#### EXCERPTED RECORDS:
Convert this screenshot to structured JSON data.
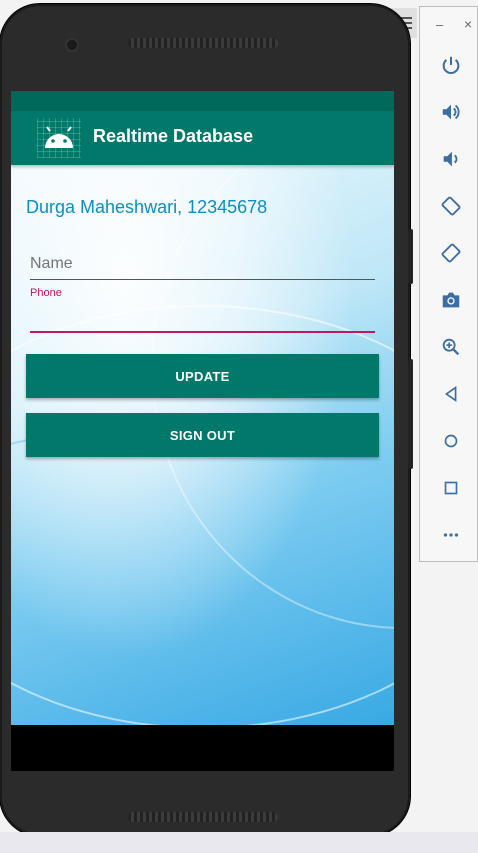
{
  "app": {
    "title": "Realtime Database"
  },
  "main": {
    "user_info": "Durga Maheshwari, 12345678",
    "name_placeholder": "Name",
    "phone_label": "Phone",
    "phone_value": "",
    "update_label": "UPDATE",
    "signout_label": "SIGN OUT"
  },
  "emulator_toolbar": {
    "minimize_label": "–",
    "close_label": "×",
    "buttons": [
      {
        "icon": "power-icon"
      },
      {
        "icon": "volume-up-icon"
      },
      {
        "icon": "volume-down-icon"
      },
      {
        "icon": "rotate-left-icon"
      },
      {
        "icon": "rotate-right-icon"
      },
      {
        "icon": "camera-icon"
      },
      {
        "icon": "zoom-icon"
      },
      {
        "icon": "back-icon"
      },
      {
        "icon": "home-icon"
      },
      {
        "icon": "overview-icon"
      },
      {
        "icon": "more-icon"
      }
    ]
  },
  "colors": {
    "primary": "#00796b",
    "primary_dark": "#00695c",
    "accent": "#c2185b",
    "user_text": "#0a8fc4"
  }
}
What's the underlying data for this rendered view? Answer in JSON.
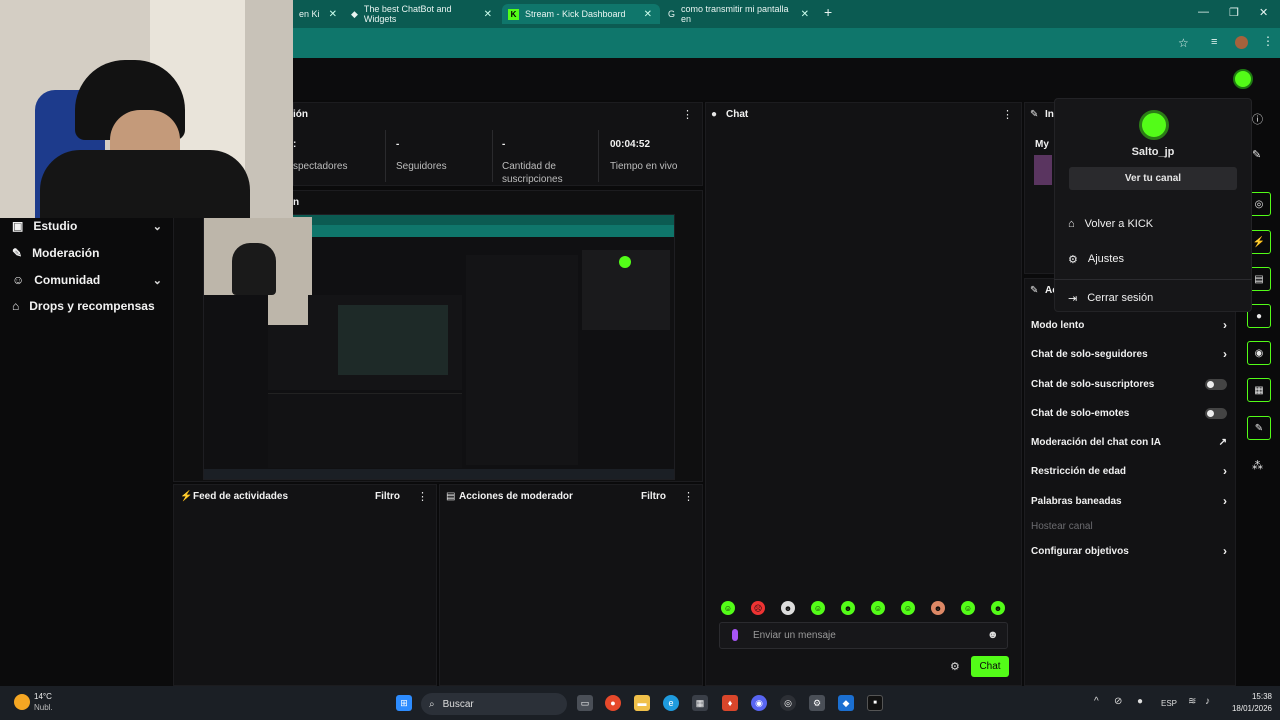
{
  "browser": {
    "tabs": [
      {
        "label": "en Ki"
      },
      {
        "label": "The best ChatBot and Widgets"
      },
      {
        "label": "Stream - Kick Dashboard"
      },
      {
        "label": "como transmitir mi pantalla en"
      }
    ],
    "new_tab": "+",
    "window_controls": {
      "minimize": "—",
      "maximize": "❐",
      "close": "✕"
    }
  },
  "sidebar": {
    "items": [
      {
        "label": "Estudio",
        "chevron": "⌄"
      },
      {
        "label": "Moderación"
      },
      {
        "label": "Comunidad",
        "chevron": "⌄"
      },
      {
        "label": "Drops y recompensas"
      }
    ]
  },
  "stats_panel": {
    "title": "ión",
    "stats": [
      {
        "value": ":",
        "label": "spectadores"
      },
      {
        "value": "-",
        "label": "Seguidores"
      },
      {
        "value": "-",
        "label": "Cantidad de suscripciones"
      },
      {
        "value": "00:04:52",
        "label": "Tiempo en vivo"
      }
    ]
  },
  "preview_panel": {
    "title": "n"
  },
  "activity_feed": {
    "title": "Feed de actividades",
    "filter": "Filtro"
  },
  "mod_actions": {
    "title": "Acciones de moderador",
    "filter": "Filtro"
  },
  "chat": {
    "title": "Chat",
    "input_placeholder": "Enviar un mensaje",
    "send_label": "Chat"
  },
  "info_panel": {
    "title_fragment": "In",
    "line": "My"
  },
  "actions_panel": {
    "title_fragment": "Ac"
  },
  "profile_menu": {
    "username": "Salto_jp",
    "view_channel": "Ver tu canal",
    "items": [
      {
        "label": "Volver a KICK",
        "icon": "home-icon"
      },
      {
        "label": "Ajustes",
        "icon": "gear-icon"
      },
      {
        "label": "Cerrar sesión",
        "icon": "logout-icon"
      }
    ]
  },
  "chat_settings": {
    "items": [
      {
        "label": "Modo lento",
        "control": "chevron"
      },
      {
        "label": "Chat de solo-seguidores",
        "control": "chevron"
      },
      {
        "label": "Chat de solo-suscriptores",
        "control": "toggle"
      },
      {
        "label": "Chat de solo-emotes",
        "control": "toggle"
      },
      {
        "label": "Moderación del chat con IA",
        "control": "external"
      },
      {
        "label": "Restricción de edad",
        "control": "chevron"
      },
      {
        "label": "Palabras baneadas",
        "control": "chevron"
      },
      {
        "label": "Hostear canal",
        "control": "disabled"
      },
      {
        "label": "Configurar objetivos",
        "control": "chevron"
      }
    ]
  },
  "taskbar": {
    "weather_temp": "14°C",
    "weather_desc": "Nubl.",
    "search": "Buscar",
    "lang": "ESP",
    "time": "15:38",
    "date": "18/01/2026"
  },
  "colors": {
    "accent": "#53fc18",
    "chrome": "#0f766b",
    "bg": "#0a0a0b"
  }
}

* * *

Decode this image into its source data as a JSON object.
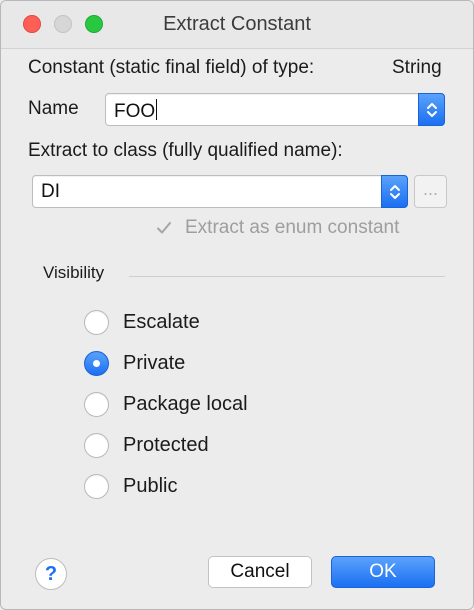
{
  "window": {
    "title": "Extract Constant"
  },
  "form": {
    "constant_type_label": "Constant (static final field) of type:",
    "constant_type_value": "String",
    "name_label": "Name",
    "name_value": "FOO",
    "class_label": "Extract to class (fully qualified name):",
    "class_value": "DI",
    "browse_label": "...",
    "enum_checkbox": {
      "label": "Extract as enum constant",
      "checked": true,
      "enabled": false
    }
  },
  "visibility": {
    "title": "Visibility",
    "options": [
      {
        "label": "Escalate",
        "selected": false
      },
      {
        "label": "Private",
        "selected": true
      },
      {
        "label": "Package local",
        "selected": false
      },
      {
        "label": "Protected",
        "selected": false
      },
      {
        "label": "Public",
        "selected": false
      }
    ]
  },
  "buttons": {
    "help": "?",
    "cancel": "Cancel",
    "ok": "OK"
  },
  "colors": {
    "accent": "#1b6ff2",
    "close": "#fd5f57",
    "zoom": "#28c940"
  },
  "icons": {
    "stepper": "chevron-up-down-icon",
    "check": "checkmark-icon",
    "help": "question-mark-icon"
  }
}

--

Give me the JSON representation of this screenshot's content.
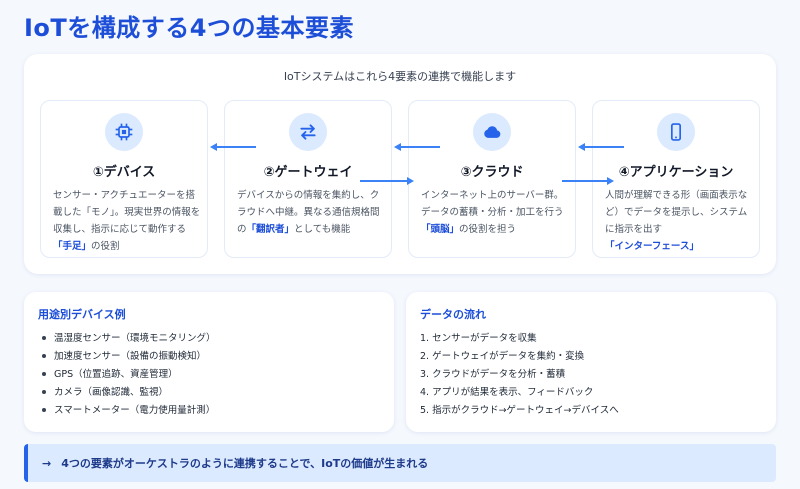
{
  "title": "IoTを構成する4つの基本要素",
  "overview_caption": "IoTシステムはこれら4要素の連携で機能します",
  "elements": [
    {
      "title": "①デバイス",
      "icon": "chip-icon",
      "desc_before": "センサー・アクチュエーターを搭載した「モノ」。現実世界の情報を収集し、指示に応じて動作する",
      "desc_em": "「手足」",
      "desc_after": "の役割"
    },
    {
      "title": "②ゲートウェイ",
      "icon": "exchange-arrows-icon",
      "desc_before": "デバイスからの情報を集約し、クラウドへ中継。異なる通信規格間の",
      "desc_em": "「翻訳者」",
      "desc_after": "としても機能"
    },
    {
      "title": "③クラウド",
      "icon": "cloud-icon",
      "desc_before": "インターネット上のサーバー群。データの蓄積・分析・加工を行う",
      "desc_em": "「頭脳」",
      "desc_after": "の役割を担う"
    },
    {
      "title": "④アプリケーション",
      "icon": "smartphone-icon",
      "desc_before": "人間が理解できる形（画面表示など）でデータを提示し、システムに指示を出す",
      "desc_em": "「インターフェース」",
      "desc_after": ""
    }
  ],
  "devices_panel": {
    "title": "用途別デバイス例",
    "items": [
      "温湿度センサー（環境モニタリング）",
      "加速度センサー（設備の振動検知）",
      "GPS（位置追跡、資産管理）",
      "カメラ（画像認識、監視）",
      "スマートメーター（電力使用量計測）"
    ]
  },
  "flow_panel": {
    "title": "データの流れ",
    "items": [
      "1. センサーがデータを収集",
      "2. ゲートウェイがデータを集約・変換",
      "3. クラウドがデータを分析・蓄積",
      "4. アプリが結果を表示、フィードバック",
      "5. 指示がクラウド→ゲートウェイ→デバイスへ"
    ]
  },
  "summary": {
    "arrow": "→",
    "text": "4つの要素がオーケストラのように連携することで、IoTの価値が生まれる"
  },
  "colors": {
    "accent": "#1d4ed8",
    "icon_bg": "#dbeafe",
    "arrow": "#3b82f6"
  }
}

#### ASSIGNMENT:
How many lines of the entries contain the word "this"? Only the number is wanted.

#### TASK SOLUTION:
4